Problem description — Because the material must be preserved as it stands, copy every line exactly.
Content starts
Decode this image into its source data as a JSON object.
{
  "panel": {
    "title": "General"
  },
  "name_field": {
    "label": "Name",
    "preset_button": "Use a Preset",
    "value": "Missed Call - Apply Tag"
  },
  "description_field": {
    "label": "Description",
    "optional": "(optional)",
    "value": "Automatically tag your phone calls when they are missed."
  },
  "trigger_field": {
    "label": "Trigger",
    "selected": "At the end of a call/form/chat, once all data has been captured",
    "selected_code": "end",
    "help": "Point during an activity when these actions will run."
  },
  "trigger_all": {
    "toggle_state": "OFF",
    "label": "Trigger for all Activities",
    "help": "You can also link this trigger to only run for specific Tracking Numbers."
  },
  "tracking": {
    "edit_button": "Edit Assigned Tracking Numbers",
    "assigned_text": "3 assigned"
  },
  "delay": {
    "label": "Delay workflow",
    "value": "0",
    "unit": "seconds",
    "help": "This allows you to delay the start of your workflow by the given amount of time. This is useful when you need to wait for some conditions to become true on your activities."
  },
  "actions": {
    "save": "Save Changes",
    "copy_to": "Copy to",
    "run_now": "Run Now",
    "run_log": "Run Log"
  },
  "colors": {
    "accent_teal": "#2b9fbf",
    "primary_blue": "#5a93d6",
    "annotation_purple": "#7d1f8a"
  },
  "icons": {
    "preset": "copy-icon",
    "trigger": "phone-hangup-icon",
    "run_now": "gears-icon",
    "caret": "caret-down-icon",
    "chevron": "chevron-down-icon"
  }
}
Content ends
Response for this exercise —
Decode this image into its source data as a JSON object.
{
  "panel": {
    "title": "General"
  },
  "name_field": {
    "label": "Name",
    "preset_button": "Use a Preset",
    "value": "Missed Call - Apply Tag"
  },
  "description_field": {
    "label": "Description",
    "optional": "(optional)",
    "value": "Automatically tag your phone calls when they are missed."
  },
  "trigger_field": {
    "label": "Trigger",
    "selected": "At the end of a call/form/chat, once all data has been captured",
    "selected_code": "end",
    "help": "Point during an activity when these actions will run."
  },
  "trigger_all": {
    "toggle_state": "OFF",
    "label": "Trigger for all Activities",
    "help": "You can also link this trigger to only run for specific Tracking Numbers."
  },
  "tracking": {
    "edit_button": "Edit Assigned Tracking Numbers",
    "assigned_text": "3 assigned"
  },
  "delay": {
    "label": "Delay workflow",
    "value": "0",
    "unit": "seconds",
    "help": "This allows you to delay the start of your workflow by the given amount of time. This is useful when you need to wait for some conditions to become true on your activities."
  },
  "actions": {
    "save": "Save Changes",
    "copy_to": "Copy to",
    "run_now": "Run Now",
    "run_log": "Run Log"
  },
  "colors": {
    "accent_teal": "#2b9fbf",
    "primary_blue": "#5a93d6",
    "annotation_purple": "#7d1f8a"
  },
  "icons": {
    "preset": "copy-icon",
    "trigger": "phone-hangup-icon",
    "run_now": "gears-icon",
    "caret": "caret-down-icon",
    "chevron": "chevron-down-icon"
  }
}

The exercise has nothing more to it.